First up is Charles Dickens' The Signal-Man, a classic text given an unexpected twist by a switch in the narrator's role. In place of the nondescript male traveller who recounts Dickens' original, we have an Edwardian-era governess – an inspired substitution, which transforms the spirit of the piece while preserving the period tone of the storyline. Emma Kemp plays the governess with a mix of inquisitiveness and practicality, making her an excellent foil for the eponymous railway signalman whose macabre visions she describes.
For me, though, there's a problem with the pace of the monologue, which shortens and simplifies Dickens' story and reduces the period it covers from three days to two. It's too hurried, I feel; the portent and menace which define the plot lack the space they need to grow. Paradoxically, the telling also lacks some urgency at times.
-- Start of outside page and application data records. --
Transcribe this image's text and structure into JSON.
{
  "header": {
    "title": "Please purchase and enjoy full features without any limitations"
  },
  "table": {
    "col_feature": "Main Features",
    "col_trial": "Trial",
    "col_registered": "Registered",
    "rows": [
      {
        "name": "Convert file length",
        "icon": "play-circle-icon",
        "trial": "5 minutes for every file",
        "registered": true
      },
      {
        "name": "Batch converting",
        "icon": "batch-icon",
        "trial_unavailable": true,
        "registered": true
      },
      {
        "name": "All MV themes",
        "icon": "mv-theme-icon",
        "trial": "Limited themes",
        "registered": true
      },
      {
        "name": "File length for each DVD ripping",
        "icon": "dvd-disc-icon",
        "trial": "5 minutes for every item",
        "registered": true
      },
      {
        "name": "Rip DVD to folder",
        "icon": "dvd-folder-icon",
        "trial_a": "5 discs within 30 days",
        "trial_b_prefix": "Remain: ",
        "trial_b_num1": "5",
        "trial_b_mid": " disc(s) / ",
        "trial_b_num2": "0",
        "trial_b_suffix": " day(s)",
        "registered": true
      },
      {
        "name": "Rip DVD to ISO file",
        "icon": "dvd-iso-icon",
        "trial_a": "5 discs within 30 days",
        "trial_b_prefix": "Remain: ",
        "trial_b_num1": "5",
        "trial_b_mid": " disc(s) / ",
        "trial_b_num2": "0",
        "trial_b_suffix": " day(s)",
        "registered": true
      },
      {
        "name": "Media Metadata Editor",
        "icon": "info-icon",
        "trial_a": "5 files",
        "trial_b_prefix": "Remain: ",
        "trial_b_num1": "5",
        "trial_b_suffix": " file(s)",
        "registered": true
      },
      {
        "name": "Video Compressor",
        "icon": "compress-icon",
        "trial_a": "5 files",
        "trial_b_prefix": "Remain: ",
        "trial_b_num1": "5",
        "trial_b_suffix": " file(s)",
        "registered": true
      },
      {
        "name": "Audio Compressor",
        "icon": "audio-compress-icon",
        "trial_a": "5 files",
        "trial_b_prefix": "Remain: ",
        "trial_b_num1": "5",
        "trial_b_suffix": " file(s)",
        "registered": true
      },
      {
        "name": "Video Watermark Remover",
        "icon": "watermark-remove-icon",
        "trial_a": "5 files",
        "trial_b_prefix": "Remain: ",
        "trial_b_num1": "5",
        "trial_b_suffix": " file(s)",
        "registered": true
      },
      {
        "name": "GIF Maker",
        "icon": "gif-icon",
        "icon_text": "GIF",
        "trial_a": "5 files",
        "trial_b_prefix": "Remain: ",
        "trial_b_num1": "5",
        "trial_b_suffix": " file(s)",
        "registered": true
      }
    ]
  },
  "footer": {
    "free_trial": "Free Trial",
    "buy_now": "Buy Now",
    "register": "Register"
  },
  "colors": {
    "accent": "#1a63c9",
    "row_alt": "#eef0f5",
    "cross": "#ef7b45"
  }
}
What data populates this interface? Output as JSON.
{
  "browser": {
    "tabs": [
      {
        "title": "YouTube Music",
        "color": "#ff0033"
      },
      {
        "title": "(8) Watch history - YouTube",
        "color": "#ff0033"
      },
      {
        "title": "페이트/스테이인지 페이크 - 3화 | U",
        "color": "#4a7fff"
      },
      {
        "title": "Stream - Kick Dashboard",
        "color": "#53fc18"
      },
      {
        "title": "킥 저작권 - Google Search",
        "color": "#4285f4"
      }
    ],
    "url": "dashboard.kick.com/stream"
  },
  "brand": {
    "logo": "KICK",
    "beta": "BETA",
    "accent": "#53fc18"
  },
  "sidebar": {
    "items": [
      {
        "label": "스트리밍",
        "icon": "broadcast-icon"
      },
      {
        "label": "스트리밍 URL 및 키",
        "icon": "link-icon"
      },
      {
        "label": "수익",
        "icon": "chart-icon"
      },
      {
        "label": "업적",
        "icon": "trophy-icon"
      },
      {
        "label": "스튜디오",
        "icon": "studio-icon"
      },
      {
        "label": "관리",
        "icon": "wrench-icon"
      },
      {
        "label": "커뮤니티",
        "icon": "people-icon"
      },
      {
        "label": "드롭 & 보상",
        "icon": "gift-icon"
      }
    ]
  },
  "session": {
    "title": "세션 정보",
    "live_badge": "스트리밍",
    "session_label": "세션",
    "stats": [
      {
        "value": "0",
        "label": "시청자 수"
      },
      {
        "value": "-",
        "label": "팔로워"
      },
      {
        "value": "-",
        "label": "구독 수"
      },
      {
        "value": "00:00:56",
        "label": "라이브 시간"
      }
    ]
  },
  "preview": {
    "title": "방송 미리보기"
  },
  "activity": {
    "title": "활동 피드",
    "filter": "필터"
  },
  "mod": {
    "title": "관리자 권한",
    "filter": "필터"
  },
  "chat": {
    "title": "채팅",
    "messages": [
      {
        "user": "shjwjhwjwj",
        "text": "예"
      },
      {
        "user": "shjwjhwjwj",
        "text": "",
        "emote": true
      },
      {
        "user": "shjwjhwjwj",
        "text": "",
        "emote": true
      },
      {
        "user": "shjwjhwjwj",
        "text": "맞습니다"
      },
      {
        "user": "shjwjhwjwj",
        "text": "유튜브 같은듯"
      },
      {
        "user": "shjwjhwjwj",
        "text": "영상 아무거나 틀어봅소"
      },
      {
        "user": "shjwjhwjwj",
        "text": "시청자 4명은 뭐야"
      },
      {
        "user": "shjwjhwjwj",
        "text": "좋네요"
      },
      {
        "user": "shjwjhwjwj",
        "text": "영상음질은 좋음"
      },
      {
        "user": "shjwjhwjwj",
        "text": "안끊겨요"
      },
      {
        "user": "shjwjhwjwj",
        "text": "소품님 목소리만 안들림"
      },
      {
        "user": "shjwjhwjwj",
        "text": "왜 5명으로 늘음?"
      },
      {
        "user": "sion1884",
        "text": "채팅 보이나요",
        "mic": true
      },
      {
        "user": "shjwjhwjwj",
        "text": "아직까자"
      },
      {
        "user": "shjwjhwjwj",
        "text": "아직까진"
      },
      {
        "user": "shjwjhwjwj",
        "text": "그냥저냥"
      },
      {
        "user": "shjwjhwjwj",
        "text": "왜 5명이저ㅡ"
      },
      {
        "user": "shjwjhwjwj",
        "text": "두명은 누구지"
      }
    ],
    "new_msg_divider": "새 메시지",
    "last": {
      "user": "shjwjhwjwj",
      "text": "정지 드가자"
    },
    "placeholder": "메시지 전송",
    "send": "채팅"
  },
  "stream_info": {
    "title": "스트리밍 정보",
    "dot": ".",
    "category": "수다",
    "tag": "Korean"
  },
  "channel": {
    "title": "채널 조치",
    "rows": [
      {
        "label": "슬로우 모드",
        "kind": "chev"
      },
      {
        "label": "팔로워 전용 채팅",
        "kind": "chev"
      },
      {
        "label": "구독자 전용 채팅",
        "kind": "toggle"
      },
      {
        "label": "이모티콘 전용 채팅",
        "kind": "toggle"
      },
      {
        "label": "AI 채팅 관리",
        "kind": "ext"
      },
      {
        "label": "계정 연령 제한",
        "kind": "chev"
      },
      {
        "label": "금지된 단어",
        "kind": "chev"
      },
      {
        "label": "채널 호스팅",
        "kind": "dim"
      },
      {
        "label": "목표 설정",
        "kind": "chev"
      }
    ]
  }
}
Perhaps the cool, collected governess is just a little too unflappable for the story's demands.
The second story, based on Mary Shelley's The Mortal Immortal, was the most successful piece for me. Again, it's a relatively free-handed adaptation: the audience are cast as visitors to a lunatic asylum, and there's pleasing ambiguity about whether the man we see in front of us really is entirely sane. Connor Jones strikes some delicate notes in his portrayal of the narrator, who seems eternally on the borderline between wide-eyed openness and wild-eyed madness.
This man was once an alchemist's apprentice, but his life changed forever in one impetuous act – a plot twist which came a little too much out of nowhere for my taste. But overall, both the story and the performance carried me along, with a gradual heightening of the character's emotion eventually building to a heart-rending crescendo of despair.
The final piece sees a switch of both milieu and gender, as Edgar Allen Poe's Tell-Tale Heart is relocated to – wait for it – a Scottish B&B. There's a smattering of overt comedy to this particular tale, with a marigold-gloved cleaner fussing and fretting her way through an elaborate rationalisation of an unexplained scream. And there are some well-judged embellishments too: the cleaner has a particularly well-honed sense of touch, a motif that sits nicely within the story.
It's fun, in a cheerfully camp kind of way, and Erin Elkin builds an instant rapport for her character. But I think this one has the opposite problem to The Signal-Man: the adaptation is stretched too long and too thin. The original story is actually very short, and I felt I'd got as much as I would get from the monologue quite some time before it drew to a close.
TumbleDry Theatre deserve credit for the bold adjustments they've made to the stories, and their big ideas all work very well. Some refinement to the timings, and a little more portent here and there, could turn this from a good show into a great one.